Many therapists encourage people to write down their worries and responsibilities before they go to bed, which can keep them from dwelling on them while they are trying to sleep.
They also encourage people to try to take action or make decisions in areas where they have some control, like deciding whether it is affordable to send the children to camp this summer or deciding to cut back on dinners out or other expenses. And doing what one can to address financial problems or develop new job skills can make a person feel better able to handle economic uncertainty.
“On the one hand, I’m trying to activate them to make decisions,” said Dr. Alan A. Axelson, a Pittsburgh psychiatrist who is co-chairman of the Partnership for Workplace Mental Health, a program of American Psychiatric Foundation. “On the other hand, I’m trying to say hold on, take some time, let’s really make some good decisions.
“Differentiate between real problems and making that problem worse by complicating it with other issues, such as a destructive relationship or using alcohol and drugs. That makes it worse. I always say there’s no situation so bad that you can’t do something to make it worse," he said.
Experts recommend people who need further assistance seek help and guidance therapists, clergy members, primary care doctors, workplace counselors or other professionals.
Here are a number of Web sites with additional information:
Getting Through Tough Economic Times, from the Substance Abuse and Mental Health Services Administration, part of the Department of Health and Human Services.
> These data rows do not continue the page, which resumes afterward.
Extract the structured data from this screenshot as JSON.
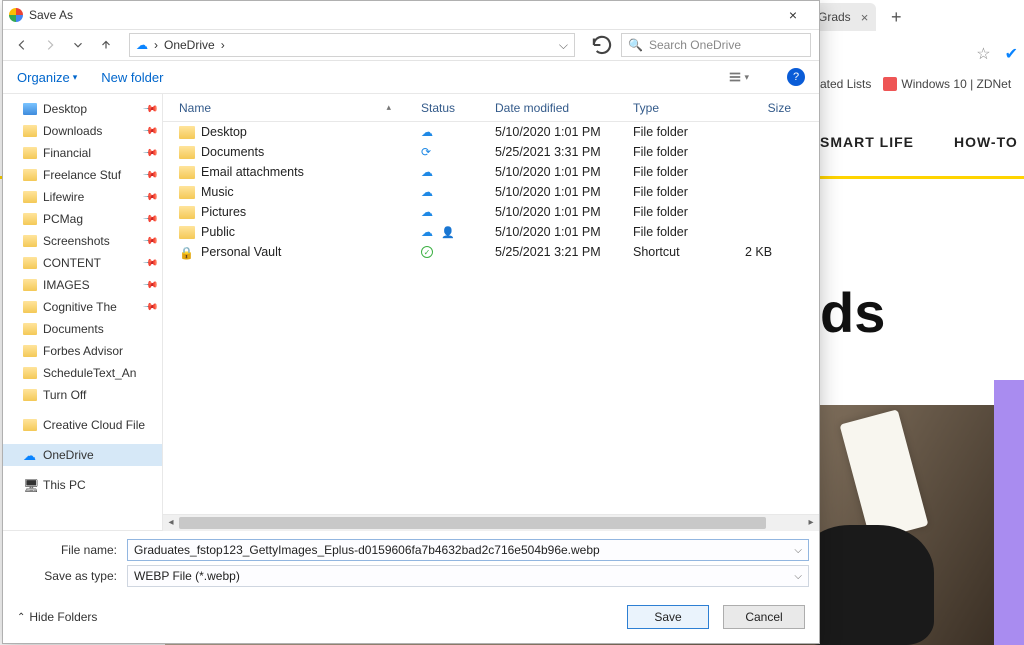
{
  "browser": {
    "tab_partial": "e Grads",
    "bookmarks": {
      "ated_lists": "ated Lists",
      "zdnet": "Windows 10 | ZDNet"
    },
    "nav": {
      "smartlife": "SMART LIFE",
      "howto": "HOW-TO"
    },
    "headline_partial": "ds"
  },
  "dialog": {
    "title": "Save As",
    "breadcrumb": {
      "root": "OneDrive",
      "chev": "›"
    },
    "search_placeholder": "Search OneDrive",
    "commands": {
      "organize": "Organize",
      "new_folder": "New folder"
    },
    "help_symbol": "?",
    "columns": {
      "name": "Name",
      "status": "Status",
      "date": "Date modified",
      "type": "Type",
      "size": "Size"
    },
    "tree": [
      {
        "label": "Desktop",
        "icon": "desk",
        "pinned": true
      },
      {
        "label": "Downloads",
        "icon": "folder",
        "pinned": true
      },
      {
        "label": "Financial",
        "icon": "folder",
        "pinned": true
      },
      {
        "label": "Freelance Stuf",
        "icon": "folder",
        "pinned": true
      },
      {
        "label": "Lifewire",
        "icon": "folder",
        "pinned": true
      },
      {
        "label": "PCMag",
        "icon": "folder",
        "pinned": true
      },
      {
        "label": "Screenshots",
        "icon": "folder",
        "pinned": true
      },
      {
        "label": "CONTENT",
        "icon": "folder",
        "pinned": true
      },
      {
        "label": "IMAGES",
        "icon": "folder",
        "pinned": true
      },
      {
        "label": "Cognitive The",
        "icon": "folder",
        "pinned": true
      },
      {
        "label": "Documents",
        "icon": "folder",
        "pinned": false
      },
      {
        "label": "Forbes Advisor",
        "icon": "folder",
        "pinned": false
      },
      {
        "label": "ScheduleText_An",
        "icon": "folder",
        "pinned": false
      },
      {
        "label": "Turn Off",
        "icon": "folder",
        "pinned": false
      },
      {
        "label": "Creative Cloud File",
        "icon": "cc",
        "pinned": false,
        "gapBefore": true
      },
      {
        "label": "OneDrive",
        "icon": "onedrive",
        "pinned": false,
        "selected": true,
        "gapBefore": true
      },
      {
        "label": "This PC",
        "icon": "pc",
        "pinned": false,
        "gapBefore": true
      }
    ],
    "files": [
      {
        "name": "Desktop",
        "status": "cloud",
        "date": "5/10/2020 1:01 PM",
        "type": "File folder",
        "size": ""
      },
      {
        "name": "Documents",
        "status": "sync",
        "date": "5/25/2021 3:31 PM",
        "type": "File folder",
        "size": ""
      },
      {
        "name": "Email attachments",
        "status": "cloud",
        "date": "5/10/2020 1:01 PM",
        "type": "File folder",
        "size": ""
      },
      {
        "name": "Music",
        "status": "cloud",
        "date": "5/10/2020 1:01 PM",
        "type": "File folder",
        "size": ""
      },
      {
        "name": "Pictures",
        "status": "cloud",
        "date": "5/10/2020 1:01 PM",
        "type": "File folder",
        "size": ""
      },
      {
        "name": "Public",
        "status": "cloud-share",
        "date": "5/10/2020 1:01 PM",
        "type": "File folder",
        "size": ""
      },
      {
        "name": "Personal Vault",
        "status": "ok",
        "date": "5/25/2021 3:21 PM",
        "type": "Shortcut",
        "size": "2 KB",
        "vault": true
      }
    ],
    "filename_label": "File name:",
    "filename_value": "Graduates_fstop123_GettyImages_Eplus-d0159606fa7b4632bad2c716e504b96e.webp",
    "type_label": "Save as type:",
    "type_value": "WEBP File (*.webp)",
    "hide_folders": "Hide Folders",
    "save": "Save",
    "cancel": "Cancel"
  }
}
Managing Your Stress in Tough Economic Times, from the American Psychological Association. Employee Personal Financial Distress and How Employers Can Help, from the Partnership for Workplace Mental Health of the American Psychiatric Foundation.